TASK DETAILS: Write down the whole listing below again without changing a word.

RECORDED DATA:
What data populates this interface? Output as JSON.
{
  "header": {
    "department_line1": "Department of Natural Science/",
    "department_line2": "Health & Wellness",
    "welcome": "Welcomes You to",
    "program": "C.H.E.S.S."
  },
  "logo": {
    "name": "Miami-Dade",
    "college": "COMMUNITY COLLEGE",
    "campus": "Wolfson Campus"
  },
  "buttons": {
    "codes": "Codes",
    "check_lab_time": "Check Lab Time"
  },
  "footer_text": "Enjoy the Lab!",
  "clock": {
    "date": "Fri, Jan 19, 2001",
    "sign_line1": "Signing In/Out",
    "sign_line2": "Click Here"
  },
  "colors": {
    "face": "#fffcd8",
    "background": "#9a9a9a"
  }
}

SOLUTION TO THIS TASK:
What data populates this interface? Output as JSON.
{
  "header": {
    "department_line1": "Department of Natural Science/",
    "department_line2": "Health & Wellness",
    "welcome": "Welcomes You to",
    "program": "C.H.E.S.S."
  },
  "logo": {
    "name": "Miami-Dade",
    "college": "COMMUNITY COLLEGE",
    "campus": "Wolfson Campus"
  },
  "buttons": {
    "codes": "Codes",
    "check_lab_time": "Check Lab Time"
  },
  "footer_text": "Enjoy the Lab!",
  "clock": {
    "date": "Fri, Jan 19, 2001",
    "sign_line1": "Signing In/Out",
    "sign_line2": "Click Here"
  },
  "colors": {
    "face": "#fffcd8",
    "background": "#9a9a9a"
  }
}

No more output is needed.